App and web page records
>>>

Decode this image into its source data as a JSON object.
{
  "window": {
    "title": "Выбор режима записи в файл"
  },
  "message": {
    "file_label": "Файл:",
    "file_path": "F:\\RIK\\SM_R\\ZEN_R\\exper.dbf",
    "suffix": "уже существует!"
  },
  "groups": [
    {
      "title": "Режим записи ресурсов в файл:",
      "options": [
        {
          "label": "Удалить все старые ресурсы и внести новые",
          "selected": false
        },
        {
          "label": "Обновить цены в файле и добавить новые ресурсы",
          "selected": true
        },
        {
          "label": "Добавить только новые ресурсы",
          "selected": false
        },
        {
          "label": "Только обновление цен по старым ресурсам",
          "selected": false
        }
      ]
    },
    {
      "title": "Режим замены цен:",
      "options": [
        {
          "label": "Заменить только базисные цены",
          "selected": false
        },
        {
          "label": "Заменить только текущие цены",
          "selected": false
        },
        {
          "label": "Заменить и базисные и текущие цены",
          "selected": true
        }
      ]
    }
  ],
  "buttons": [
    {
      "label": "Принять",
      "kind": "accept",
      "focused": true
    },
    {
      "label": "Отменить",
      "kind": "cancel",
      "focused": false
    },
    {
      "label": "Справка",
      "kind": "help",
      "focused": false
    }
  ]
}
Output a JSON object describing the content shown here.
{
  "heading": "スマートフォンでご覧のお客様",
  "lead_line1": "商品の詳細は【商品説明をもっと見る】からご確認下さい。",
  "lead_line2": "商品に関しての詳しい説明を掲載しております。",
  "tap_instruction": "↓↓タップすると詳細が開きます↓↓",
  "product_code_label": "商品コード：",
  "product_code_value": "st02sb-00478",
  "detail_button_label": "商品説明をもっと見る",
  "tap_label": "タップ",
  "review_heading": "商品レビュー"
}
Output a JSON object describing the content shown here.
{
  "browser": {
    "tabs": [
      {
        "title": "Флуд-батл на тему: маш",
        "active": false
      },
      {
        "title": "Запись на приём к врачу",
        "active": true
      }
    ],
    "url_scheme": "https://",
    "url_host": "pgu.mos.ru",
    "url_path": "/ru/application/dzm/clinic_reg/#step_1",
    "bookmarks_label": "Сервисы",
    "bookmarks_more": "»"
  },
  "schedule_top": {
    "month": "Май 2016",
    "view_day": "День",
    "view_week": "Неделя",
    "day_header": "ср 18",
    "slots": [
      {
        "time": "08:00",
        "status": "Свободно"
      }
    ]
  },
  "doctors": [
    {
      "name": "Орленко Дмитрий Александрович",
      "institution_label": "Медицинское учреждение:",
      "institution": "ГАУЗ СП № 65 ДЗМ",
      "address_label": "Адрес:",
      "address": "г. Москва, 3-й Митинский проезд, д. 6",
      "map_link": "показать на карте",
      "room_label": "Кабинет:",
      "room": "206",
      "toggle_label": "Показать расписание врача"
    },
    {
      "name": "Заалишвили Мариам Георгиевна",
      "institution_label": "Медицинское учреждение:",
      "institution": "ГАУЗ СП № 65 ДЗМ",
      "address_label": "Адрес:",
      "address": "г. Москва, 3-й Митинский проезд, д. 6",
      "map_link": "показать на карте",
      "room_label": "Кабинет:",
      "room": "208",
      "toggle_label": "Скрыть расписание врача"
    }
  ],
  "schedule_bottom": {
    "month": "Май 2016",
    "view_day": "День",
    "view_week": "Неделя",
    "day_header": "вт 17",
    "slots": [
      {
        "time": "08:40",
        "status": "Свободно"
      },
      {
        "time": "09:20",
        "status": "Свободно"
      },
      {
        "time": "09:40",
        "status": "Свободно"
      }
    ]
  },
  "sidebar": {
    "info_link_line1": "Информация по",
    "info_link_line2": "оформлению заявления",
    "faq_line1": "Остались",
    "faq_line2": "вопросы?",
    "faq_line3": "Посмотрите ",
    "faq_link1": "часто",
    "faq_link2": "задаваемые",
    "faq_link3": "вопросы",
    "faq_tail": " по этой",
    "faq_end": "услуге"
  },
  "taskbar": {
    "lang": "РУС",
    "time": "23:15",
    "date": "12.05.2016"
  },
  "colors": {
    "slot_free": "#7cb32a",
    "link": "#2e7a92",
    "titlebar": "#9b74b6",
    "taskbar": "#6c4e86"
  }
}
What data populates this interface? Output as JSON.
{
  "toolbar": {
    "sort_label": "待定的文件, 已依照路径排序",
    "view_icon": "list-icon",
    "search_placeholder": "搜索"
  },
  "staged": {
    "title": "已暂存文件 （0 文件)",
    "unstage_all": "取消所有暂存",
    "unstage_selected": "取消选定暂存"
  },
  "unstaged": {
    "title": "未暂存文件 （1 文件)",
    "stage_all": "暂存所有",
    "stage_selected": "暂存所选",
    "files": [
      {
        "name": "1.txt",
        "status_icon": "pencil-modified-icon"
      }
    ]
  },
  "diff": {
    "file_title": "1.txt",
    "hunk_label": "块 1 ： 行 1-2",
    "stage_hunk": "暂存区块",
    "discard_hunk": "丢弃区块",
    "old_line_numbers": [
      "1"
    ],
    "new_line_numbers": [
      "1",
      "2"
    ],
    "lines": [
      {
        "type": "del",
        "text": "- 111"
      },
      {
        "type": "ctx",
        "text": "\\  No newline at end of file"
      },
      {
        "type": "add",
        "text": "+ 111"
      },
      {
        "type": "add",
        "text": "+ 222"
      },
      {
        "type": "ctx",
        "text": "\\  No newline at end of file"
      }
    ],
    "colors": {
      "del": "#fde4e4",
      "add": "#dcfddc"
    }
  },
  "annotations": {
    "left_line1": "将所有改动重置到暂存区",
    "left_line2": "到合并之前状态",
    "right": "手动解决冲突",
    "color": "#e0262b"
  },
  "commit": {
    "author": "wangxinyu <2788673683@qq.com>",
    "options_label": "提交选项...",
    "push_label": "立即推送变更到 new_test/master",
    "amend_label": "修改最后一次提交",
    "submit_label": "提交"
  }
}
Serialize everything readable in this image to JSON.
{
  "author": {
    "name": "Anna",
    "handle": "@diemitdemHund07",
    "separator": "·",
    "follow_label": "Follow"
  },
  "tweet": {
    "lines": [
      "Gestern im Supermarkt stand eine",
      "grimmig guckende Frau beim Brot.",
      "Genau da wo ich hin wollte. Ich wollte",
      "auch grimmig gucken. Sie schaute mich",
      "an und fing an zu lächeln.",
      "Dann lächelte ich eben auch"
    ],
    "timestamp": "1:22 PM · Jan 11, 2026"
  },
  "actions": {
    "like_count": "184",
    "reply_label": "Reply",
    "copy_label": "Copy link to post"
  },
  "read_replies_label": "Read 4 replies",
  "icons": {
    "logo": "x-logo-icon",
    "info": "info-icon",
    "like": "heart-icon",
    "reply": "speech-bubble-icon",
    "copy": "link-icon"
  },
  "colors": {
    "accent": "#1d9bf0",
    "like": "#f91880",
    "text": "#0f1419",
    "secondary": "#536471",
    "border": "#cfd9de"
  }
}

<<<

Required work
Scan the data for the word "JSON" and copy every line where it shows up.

Answer space
Decode this image into its source data as a JSON object.
Output a JSON object describing the content shown here.
Output a JSON object describing the content shown here.
What data populates this interface? Output as JSON.
Serialize everything readable in this image to JSON.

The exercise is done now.